• _Source data_
########
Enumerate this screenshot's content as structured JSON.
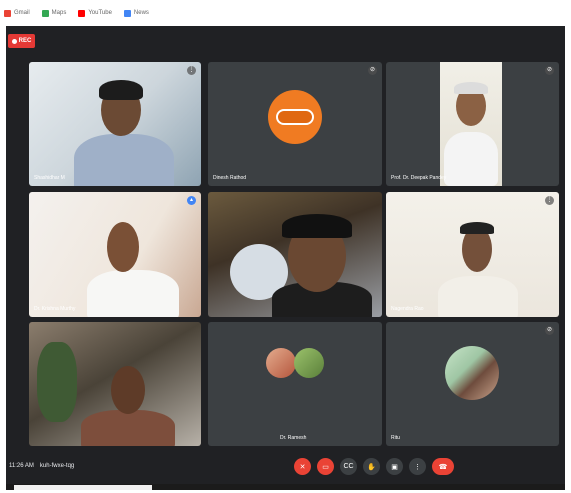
{
  "browser": {
    "bookmarks": [
      {
        "label": "Gmail",
        "color": "#ea4335"
      },
      {
        "label": "Maps",
        "color": "#34a853"
      },
      {
        "label": "YouTube",
        "color": "#ff0000"
      },
      {
        "label": "News",
        "color": "#4285f4"
      }
    ]
  },
  "meeting": {
    "recording_label": "REC",
    "participants": [
      {
        "name": "Shashidhar M"
      },
      {
        "name": "Dinesh Rathod"
      },
      {
        "name": "Prof. Dr. Deepak Pandey"
      },
      {
        "name": "Dr. Krishna Murthy"
      },
      {
        "name": ""
      },
      {
        "name": "Nagendra Rao"
      },
      {
        "name": ""
      },
      {
        "name": "Dr. Ramesh"
      },
      {
        "name": "Ritu"
      }
    ],
    "meeting_time": "11:26 AM",
    "meeting_code": "kuh-fwxe-tqg"
  },
  "controls": {
    "mic_icon": "mic-off-icon",
    "camera_icon": "camera-icon",
    "captions_icon": "captions-icon",
    "hand_icon": "raise-hand-icon",
    "present_icon": "present-icon",
    "more_icon": "more-options-icon",
    "end_icon": "end-call-icon"
  }
}
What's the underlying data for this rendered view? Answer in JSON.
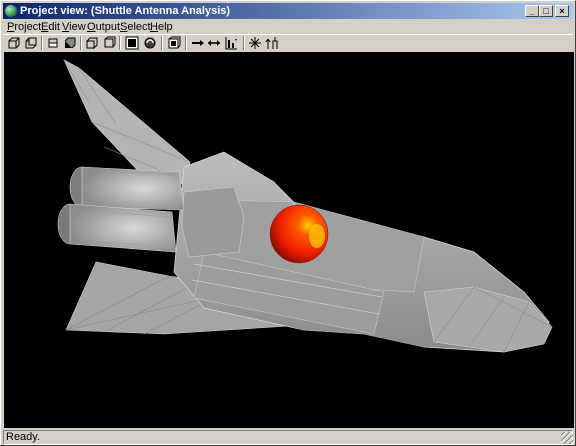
{
  "window": {
    "title": "Project view: (Shuttle Antenna Analysis)"
  },
  "title_buttons": {
    "minimize": "_",
    "maximize": "□",
    "close": "×"
  },
  "menu": [
    {
      "label": "Project"
    },
    {
      "label": "Edit"
    },
    {
      "label": "View"
    },
    {
      "label": "Output"
    },
    {
      "label": "Select"
    },
    {
      "label": "Help"
    }
  ],
  "toolbar": {
    "icons": [
      "view-front-icon",
      "view-back-icon",
      "view-left-icon",
      "view-right-icon",
      "view-top-icon",
      "view-bottom-icon",
      "render-icon",
      "rotate-icon",
      "perspective-icon",
      "arrow-right-icon",
      "arrow-double-icon",
      "graph-icon",
      "star-icon",
      "axis-icon"
    ]
  },
  "status": {
    "text": "Ready."
  },
  "colors": {
    "titlebar_start": "#0a246a",
    "titlebar_end": "#a6caf0",
    "viewport_bg": "#000000",
    "shuttle_gray": "#a8a8a8",
    "pattern_red": "#ff2a00"
  }
}
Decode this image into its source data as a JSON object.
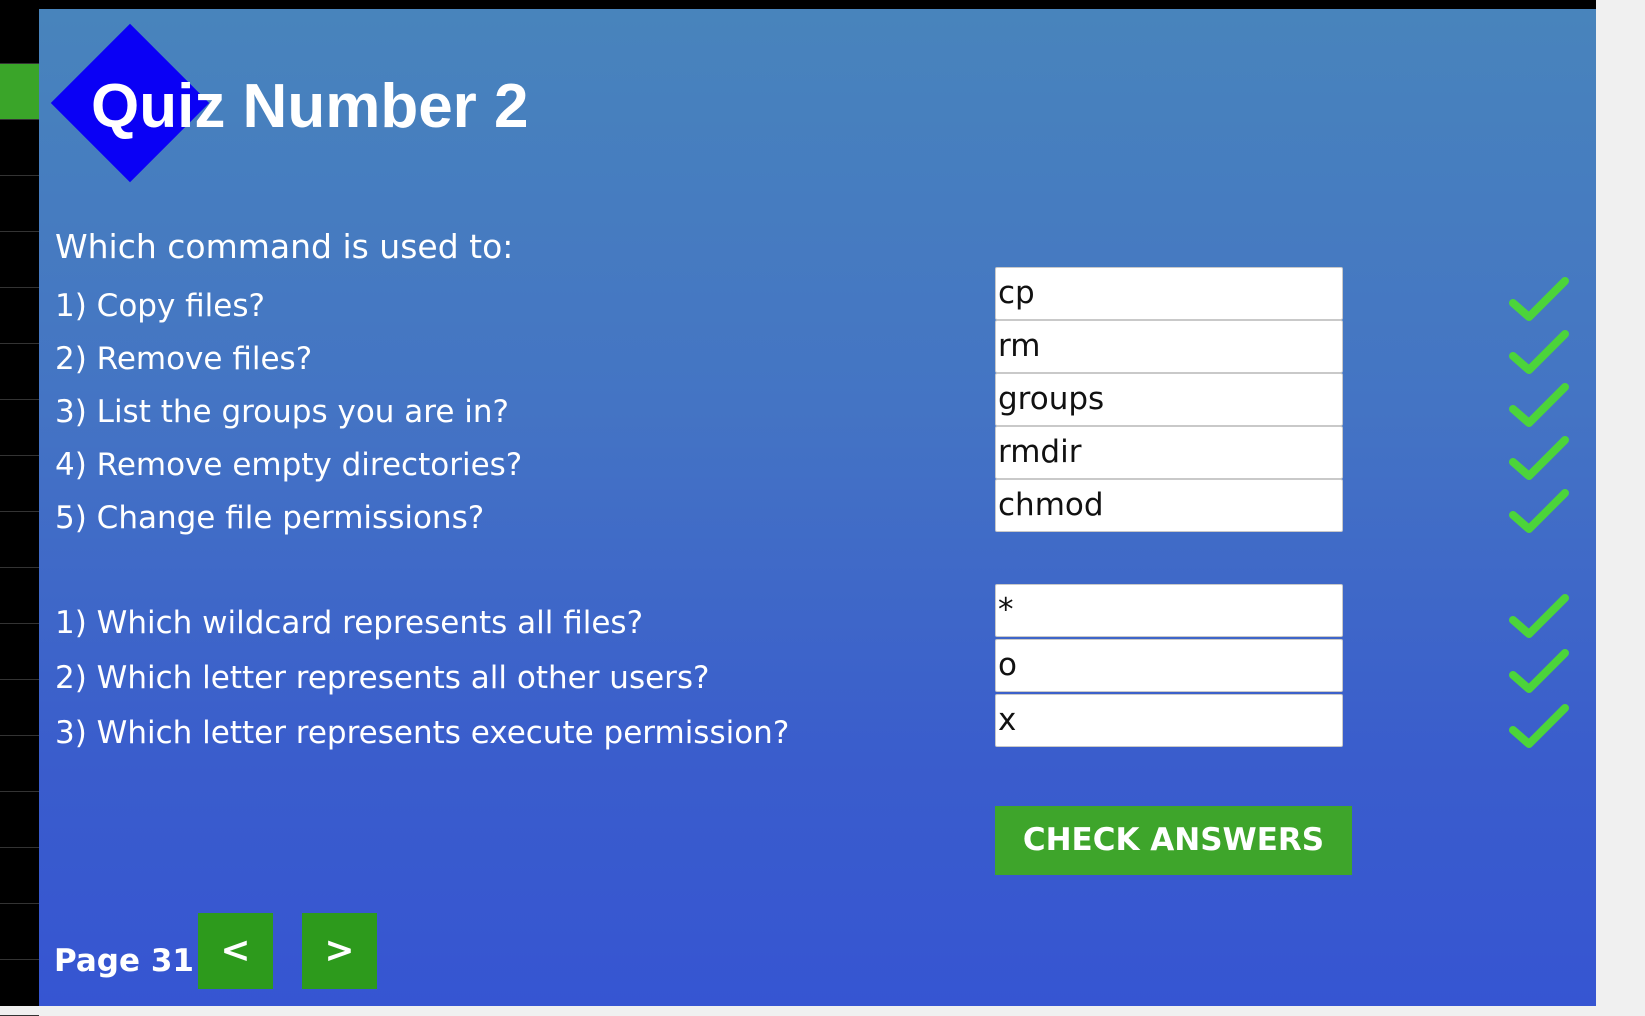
{
  "title": "Quiz Number 2",
  "intro": "Which command is used to:",
  "section1": [
    {
      "question": "1) Copy files?",
      "answer": "cp"
    },
    {
      "question": "2) Remove files?",
      "answer": "rm"
    },
    {
      "question": "3) List the groups you are in?",
      "answer": "groups"
    },
    {
      "question": "4) Remove empty directories?",
      "answer": "rmdir"
    },
    {
      "question": "5) Change file permissions?",
      "answer": "chmod"
    }
  ],
  "section2": [
    {
      "question": "1) Which wildcard represents all files?",
      "answer": "*"
    },
    {
      "question": "2) Which letter represents all other users?",
      "answer": "o"
    },
    {
      "question": "3) Which letter represents execute permission?",
      "answer": "x"
    }
  ],
  "check_button": "CHECK ANSWERS",
  "page_label": "Page 31",
  "nav": {
    "prev": "<",
    "next": ">"
  },
  "icons": {
    "result": "checkmark-icon",
    "logo": "diamond-logo-icon"
  },
  "colors": {
    "accent_green": "#3ea52b",
    "tick_green": "#4cd43a",
    "logo_blue": "#0a00f5"
  }
}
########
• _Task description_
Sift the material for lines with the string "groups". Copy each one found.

• _Answer to this problem_
      "question": "3) List the groups you are in?",
      "answer": "groups"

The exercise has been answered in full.